What needs to be done. Copy each line below holding "http".

The records.
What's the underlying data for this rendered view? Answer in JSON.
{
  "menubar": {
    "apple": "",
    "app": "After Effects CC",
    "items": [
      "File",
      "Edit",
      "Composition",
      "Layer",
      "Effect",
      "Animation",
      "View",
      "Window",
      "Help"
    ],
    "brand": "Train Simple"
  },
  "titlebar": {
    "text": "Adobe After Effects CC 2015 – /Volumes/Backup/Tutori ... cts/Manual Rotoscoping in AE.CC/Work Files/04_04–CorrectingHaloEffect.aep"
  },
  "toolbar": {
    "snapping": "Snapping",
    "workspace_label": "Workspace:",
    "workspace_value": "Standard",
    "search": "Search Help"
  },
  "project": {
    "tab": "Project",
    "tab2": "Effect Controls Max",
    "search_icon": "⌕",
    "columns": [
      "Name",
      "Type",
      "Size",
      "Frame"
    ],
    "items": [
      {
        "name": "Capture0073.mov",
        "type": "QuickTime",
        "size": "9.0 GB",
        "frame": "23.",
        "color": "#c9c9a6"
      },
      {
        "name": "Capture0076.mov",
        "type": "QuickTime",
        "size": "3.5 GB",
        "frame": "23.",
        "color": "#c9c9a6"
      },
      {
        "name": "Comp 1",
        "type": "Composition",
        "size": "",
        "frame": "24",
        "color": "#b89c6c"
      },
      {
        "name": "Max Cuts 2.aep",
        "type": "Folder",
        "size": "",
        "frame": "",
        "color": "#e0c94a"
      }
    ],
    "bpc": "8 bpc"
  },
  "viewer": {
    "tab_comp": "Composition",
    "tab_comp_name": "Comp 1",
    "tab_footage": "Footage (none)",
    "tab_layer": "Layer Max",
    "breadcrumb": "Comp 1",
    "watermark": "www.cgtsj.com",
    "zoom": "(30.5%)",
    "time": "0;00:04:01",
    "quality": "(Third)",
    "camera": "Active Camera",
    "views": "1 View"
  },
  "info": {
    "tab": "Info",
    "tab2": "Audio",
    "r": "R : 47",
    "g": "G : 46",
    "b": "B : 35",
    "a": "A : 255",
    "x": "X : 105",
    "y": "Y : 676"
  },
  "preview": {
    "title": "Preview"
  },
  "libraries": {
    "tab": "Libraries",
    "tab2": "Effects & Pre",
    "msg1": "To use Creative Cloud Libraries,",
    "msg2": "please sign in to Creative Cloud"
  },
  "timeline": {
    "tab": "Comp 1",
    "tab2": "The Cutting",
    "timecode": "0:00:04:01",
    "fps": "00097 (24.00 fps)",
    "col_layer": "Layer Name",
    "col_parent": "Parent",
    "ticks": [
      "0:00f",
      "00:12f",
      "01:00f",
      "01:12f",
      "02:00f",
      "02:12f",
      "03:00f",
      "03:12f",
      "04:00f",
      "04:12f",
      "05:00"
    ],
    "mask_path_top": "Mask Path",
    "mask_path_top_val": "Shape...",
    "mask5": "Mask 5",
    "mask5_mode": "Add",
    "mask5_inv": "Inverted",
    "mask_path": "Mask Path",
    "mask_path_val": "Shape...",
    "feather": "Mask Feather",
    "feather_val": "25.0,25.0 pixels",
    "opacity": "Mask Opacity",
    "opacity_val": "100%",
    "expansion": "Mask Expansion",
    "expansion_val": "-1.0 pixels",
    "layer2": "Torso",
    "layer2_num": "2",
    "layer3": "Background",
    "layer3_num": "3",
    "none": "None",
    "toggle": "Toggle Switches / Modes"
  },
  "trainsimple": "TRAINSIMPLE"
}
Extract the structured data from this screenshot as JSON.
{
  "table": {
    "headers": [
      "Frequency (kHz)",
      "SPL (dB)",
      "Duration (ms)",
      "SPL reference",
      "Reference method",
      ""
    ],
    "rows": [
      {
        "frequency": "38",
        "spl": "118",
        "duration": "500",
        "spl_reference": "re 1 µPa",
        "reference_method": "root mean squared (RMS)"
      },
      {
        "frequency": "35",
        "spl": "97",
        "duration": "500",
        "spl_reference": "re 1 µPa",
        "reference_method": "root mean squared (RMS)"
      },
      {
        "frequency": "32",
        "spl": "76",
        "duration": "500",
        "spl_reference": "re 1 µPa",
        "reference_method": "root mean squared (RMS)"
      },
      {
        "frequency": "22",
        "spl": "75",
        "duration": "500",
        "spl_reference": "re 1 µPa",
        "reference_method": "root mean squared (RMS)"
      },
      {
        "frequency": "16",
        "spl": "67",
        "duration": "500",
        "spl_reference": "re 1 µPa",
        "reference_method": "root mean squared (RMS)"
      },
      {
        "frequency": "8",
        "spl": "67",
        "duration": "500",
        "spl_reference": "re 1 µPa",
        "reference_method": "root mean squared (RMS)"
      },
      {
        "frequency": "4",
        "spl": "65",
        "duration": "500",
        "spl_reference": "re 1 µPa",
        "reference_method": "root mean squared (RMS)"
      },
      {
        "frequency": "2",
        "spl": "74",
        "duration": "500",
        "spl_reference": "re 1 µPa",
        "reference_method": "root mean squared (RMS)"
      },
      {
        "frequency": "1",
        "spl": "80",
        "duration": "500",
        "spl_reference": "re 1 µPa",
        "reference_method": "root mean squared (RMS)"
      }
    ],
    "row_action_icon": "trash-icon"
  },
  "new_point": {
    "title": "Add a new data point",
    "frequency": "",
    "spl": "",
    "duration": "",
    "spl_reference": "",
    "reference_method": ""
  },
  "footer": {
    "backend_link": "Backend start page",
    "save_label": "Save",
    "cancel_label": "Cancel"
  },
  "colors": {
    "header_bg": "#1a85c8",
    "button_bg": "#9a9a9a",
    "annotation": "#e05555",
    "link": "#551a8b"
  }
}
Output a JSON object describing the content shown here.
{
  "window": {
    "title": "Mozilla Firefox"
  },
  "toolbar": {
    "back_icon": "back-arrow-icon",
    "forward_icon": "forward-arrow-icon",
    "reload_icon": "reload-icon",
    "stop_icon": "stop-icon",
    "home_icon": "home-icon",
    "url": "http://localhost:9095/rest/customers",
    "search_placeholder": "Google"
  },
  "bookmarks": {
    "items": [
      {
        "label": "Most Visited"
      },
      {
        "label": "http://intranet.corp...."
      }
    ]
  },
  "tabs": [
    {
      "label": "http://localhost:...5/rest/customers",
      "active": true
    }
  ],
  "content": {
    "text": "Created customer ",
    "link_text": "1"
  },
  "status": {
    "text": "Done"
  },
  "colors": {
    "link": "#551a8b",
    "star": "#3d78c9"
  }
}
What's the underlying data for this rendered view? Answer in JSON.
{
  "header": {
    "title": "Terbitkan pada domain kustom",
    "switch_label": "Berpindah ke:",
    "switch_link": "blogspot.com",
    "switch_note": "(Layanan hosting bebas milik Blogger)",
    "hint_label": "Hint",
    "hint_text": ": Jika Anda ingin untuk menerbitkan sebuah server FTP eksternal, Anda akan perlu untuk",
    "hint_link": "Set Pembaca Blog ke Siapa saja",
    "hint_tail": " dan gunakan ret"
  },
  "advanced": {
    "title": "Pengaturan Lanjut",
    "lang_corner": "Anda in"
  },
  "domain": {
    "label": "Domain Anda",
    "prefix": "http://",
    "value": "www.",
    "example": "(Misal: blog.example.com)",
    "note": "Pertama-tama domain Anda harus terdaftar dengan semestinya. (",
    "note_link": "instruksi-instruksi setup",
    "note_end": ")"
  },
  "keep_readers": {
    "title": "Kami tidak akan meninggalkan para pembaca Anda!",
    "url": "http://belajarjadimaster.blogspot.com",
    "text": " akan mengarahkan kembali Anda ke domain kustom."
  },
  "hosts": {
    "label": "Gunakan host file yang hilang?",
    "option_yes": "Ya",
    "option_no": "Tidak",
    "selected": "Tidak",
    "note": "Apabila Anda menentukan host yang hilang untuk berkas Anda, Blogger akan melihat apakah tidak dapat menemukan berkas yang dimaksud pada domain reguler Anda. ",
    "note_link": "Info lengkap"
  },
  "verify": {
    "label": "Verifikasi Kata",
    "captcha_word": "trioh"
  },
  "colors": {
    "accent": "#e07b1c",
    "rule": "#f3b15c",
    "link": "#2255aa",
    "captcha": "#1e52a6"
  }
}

Response to the exercise.
    "url": "http://localhost:9095/rest/customers",
        "label": "http://intranet.corp...."
      "label": "http://localhost:...5/rest/customers",
    "prefix": "http://",
    "url": "http://belajarjadimaster.blogspot.com",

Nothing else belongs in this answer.